**EXERCISE**
Lines of the listing below that contain the string "JSON" are to be returned.

**RECORDS PROVIDED**
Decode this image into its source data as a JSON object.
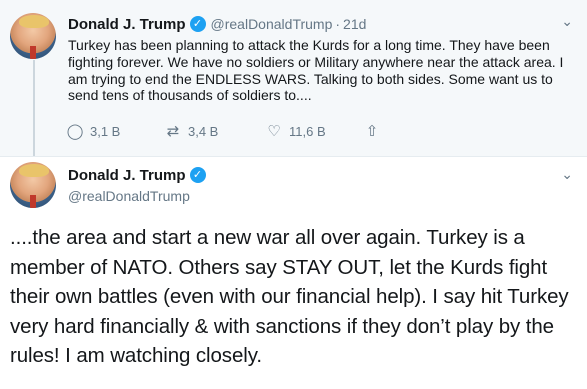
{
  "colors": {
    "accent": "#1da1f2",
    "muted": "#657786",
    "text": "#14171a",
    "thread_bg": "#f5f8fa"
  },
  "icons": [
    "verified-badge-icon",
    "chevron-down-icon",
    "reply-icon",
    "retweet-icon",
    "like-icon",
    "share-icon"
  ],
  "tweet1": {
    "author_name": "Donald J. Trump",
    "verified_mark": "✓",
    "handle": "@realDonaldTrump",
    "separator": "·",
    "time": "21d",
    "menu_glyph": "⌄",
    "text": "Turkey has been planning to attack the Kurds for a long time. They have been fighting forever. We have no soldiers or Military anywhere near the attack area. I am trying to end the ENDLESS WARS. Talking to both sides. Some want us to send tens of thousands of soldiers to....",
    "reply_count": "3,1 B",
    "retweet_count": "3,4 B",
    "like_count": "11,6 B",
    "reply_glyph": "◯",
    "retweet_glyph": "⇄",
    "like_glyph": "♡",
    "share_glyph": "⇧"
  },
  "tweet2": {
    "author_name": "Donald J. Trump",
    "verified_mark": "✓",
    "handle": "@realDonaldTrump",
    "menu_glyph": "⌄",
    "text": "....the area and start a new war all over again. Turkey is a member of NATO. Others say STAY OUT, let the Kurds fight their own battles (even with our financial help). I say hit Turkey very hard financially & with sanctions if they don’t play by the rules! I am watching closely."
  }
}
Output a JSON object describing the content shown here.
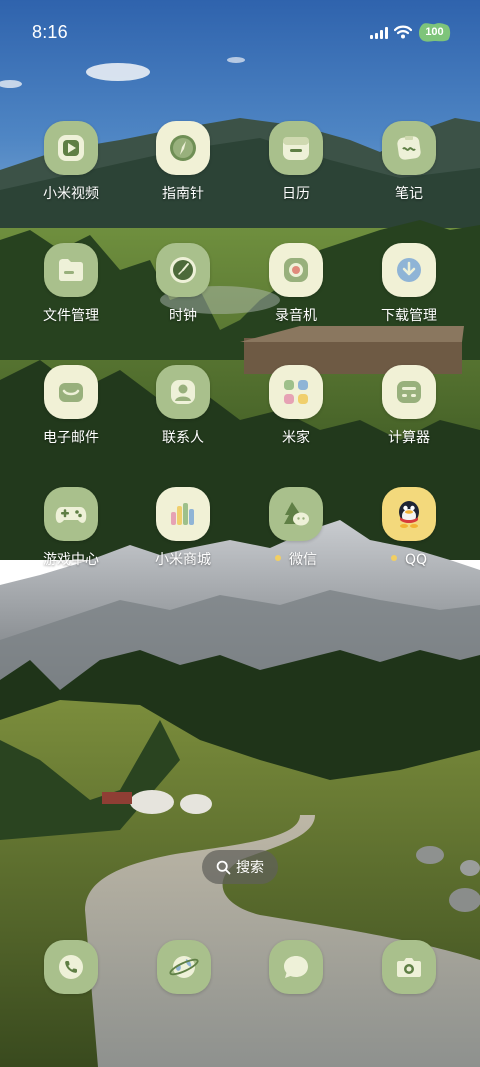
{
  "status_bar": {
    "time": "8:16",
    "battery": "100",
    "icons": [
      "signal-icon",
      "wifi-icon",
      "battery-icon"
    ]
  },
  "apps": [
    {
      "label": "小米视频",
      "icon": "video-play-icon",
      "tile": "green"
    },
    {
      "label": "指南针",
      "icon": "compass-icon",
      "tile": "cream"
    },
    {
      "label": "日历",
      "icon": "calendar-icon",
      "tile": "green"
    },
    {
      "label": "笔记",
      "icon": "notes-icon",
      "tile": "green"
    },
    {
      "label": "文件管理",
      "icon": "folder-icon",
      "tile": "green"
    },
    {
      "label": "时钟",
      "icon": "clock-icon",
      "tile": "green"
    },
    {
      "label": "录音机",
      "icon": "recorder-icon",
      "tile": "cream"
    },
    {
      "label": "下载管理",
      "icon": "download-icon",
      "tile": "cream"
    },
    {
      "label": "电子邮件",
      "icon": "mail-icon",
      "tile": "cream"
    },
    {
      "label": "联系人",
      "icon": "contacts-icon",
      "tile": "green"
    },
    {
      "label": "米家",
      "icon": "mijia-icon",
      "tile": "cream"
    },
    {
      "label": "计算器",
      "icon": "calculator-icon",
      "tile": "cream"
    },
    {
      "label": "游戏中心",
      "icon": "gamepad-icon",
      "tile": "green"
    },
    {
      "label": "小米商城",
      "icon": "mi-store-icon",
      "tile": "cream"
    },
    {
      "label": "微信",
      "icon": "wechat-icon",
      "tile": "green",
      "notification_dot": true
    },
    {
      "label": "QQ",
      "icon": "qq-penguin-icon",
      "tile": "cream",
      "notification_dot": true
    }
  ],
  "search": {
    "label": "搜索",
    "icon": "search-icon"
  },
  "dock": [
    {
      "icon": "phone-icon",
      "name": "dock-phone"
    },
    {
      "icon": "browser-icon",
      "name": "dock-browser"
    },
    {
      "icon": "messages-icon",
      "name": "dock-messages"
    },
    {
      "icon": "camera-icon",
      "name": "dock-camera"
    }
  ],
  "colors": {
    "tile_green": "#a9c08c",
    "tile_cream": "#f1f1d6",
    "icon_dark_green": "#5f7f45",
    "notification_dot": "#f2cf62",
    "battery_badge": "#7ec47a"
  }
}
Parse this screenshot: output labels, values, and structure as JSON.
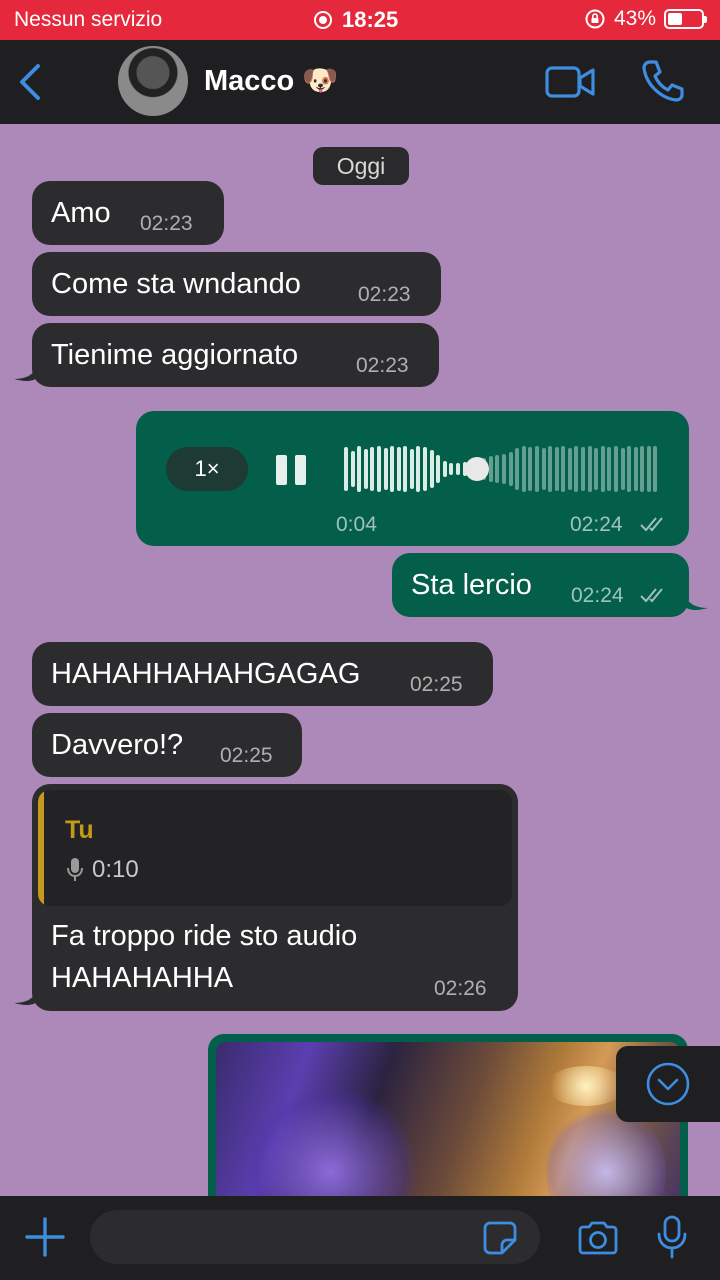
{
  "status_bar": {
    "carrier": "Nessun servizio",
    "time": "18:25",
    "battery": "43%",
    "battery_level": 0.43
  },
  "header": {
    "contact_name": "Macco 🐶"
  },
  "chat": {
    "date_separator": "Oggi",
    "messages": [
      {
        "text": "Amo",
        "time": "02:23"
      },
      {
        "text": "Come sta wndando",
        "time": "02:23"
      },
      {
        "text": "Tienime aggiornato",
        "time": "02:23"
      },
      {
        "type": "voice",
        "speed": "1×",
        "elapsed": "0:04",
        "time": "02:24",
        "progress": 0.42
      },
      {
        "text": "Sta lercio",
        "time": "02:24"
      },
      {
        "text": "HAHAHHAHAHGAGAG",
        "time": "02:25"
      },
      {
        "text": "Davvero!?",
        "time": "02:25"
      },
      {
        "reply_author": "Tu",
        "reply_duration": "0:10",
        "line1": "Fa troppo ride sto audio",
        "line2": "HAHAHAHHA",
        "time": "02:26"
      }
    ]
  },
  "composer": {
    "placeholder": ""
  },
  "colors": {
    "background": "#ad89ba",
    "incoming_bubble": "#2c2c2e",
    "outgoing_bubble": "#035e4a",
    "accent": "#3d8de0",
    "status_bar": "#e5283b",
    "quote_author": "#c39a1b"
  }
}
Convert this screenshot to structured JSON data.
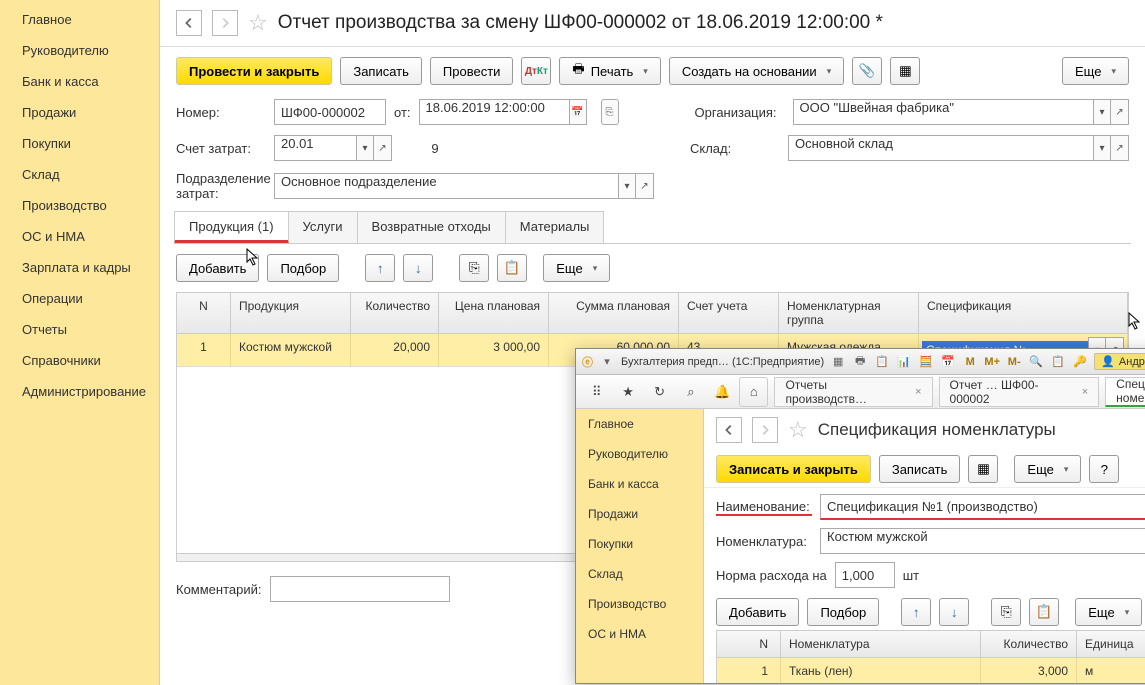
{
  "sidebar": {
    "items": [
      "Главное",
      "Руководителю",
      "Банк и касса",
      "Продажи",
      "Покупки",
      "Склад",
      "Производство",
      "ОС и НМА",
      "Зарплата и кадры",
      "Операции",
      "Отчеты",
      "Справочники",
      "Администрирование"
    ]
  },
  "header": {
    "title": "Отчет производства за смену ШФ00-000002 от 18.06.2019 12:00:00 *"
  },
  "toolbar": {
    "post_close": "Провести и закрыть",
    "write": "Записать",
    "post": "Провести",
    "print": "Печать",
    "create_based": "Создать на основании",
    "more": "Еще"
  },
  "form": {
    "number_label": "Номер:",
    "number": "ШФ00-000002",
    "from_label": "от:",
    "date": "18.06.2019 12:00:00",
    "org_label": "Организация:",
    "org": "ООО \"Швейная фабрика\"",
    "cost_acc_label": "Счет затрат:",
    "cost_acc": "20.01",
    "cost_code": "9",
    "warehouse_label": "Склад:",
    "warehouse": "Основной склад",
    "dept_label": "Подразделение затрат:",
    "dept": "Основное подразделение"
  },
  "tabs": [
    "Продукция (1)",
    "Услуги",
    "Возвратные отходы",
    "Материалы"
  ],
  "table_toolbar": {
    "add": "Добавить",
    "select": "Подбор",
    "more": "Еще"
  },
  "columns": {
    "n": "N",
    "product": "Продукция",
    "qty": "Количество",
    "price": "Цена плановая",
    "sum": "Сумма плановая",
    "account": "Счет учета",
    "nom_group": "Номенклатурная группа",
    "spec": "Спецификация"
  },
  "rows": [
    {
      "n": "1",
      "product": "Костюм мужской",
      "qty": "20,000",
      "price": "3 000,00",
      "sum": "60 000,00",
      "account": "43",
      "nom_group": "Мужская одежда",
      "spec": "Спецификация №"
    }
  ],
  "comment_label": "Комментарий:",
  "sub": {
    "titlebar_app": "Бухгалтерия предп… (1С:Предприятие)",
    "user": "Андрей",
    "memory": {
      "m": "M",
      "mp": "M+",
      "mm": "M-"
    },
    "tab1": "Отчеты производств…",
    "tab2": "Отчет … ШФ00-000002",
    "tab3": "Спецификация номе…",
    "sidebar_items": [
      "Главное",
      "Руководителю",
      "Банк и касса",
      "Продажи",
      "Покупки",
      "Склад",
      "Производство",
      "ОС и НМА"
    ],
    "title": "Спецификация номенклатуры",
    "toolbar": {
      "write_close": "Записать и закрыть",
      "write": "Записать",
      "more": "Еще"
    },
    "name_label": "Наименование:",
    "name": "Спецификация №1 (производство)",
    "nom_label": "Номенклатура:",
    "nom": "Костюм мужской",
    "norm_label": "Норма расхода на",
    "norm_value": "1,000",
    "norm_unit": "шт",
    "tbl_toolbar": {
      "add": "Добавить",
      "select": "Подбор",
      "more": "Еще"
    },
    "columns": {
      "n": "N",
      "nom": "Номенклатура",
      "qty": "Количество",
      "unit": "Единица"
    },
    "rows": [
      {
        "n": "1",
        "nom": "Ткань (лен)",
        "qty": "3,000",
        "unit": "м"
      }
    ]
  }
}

**RESPONSE TO THE TASK**
Decode this image into its source data as a JSON object.
Output a JSON object describing the content shown here.
Parse this screenshot: output labels, values, and structure as JSON.
Convert this screenshot to structured JSON data.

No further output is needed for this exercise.